Teaching Your Kids To Disobey
I believe that consistency in discipline is one of the hardest things to do as a parent.
But it’s one of the most important.
A lot of parents ask why their kids don’t obey them. The answer for many parents is because you taught them it was okay not to.
Whether or not a parent is consistent to discipline, is the difference between teaching a child to obey or teaching a child to disobey.
As a parent, you’re not just teaching your child by what you do and say; you’re also teaching by what you don’t do and say.
When your child disobeys you or does something wrong in front of you and you don’t discipline them, or worse you say you’re going to discipline and you don’t, you are teaching your child to disobey. You are teaching them that it’s okay to disobey, that it’s okay to disrespect or disregard authority, that sin is not bad. A child learns respect for authority and the difference between right and wrong from you.
If you instruct a child that if they do something they will get disciplined, and they do that thing and you don’t follow through, you are in effect undermining your own authority and in action teaching that authority doesn’t need to be respected or regarded.
This is why some young adults have sex before marriage and some throw literal tantrums at their jobs when they don’t get what they want. Because as children, their parents didn’t teach that authority was important and that it should be respected and obeyed. A person tends not to obey authority that he or she does not respect. And a person is supposed to learn to respect authority from their parents.

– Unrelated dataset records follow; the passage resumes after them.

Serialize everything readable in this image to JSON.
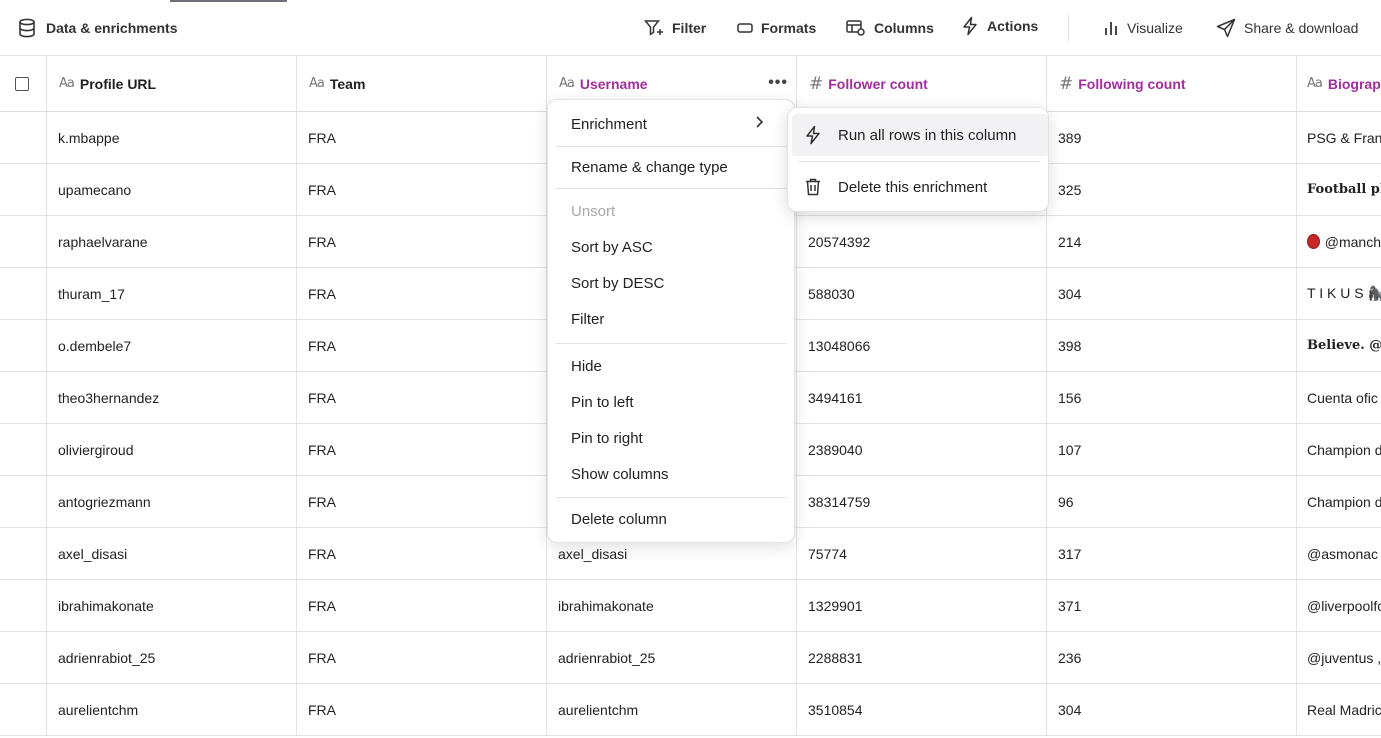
{
  "toolbar": {
    "title": "Data & enrichments",
    "filter": "Filter",
    "formats": "Formats",
    "columns": "Columns",
    "actions": "Actions",
    "visualize": "Visualize",
    "share": "Share & download"
  },
  "columns": [
    {
      "label": "Profile URL",
      "type": "text"
    },
    {
      "label": "Team",
      "type": "text"
    },
    {
      "label": "Username",
      "type": "text"
    },
    {
      "label": "Follower count",
      "type": "number"
    },
    {
      "label": "Following count",
      "type": "number"
    },
    {
      "label": "Biograp",
      "type": "text"
    }
  ],
  "type_icons": {
    "text": "Aa",
    "number": "#"
  },
  "rows": [
    {
      "profile": "k.mbappe",
      "team": "FRA",
      "username": "",
      "followers": "",
      "following": "389",
      "bio": "PSG & Franc"
    },
    {
      "profile": "upamecano",
      "team": "FRA",
      "username": "",
      "followers": "",
      "following": "325",
      "bio": "Football pla"
    },
    {
      "profile": "raphaelvarane",
      "team": "FRA",
      "username": "",
      "followers": "20574392",
      "following": "214",
      "bio": "@manch"
    },
    {
      "profile": "thuram_17",
      "team": "FRA",
      "username": "",
      "followers": "588030",
      "following": "304",
      "bio": "T I K U S 🦍"
    },
    {
      "profile": "o.dembele7",
      "team": "FRA",
      "username": "",
      "followers": "13048066",
      "following": "398",
      "bio": "Believe. @fc"
    },
    {
      "profile": "theo3hernandez",
      "team": "FRA",
      "username": "",
      "followers": "3494161",
      "following": "156",
      "bio": "Cuenta ofic"
    },
    {
      "profile": "oliviergiroud",
      "team": "FRA",
      "username": "",
      "followers": "2389040",
      "following": "107",
      "bio": "Champion d"
    },
    {
      "profile": "antogriezmann",
      "team": "FRA",
      "username": "",
      "followers": "38314759",
      "following": "96",
      "bio": "Champion d"
    },
    {
      "profile": "axel_disasi",
      "team": "FRA",
      "username": "axel_disasi",
      "followers": "75774",
      "following": "317",
      "bio": "@asmonac"
    },
    {
      "profile": "ibrahimakonate",
      "team": "FRA",
      "username": "ibrahimakonate",
      "followers": "1329901",
      "following": "371",
      "bio": "@liverpoolfc"
    },
    {
      "profile": "adrienrabiot_25",
      "team": "FRA",
      "username": "adrienrabiot_25",
      "followers": "2288831",
      "following": "236",
      "bio": "@juventus ,"
    },
    {
      "profile": "aurelientchm",
      "team": "FRA",
      "username": "aurelientchm",
      "followers": "3510854",
      "following": "304",
      "bio": "Real Madric"
    }
  ],
  "column_menu": {
    "enrichment": "Enrichment",
    "rename": "Rename & change type",
    "unsort": "Unsort",
    "sort_asc": "Sort by ASC",
    "sort_desc": "Sort by DESC",
    "filter": "Filter",
    "hide": "Hide",
    "pin_left": "Pin to left",
    "pin_right": "Pin to right",
    "show_columns": "Show columns",
    "delete_column": "Delete column"
  },
  "enrichment_submenu": {
    "run_all": "Run all rows in this column",
    "delete": "Delete this enrichment"
  },
  "colors": {
    "accent_purple": "#a02e9b",
    "border": "#e3e3e6"
  }
}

Some of you are saying, “I can’t discipline my child yet. My child is too young to understand.” If you wait to discipline your child until they can mentally understand the words you are saying to them, you are going to have a nightmare on your hands by then. Don’t wait. If your child won’t lay still to let you change his/her diaper and you discipline your child, your child will learn to lie still. If your child keeps throwing food on the floor while eating and you discipline your child, your child will learn not to throw food on the floor. But more than food and lying still, your child is learning respect for authority.
It’s imperative that your child learns to respect and obey God’s delegated authority, because a child will never be able to make their own wise choices until they first learn to fear the Lord. The fear of the Lord is the beginning of wisdom. (Prov 9:10).
Respect for God’s authority is instilled through God’s delegated authority figures: parents. Folly is bound up in the heart of a child and it’s a parents job to drive it far from them with the rod of discipline (Prov 22:15).
It takes a lot of hard work to stay consistent. Don’t give up.
(Image Credit: Wayan Vota)
About Josh Christophersen
Josh is a software engineer, church planter, and blogger with a passion for helping people do their life well. He lives in KC with his wife and 7 kids.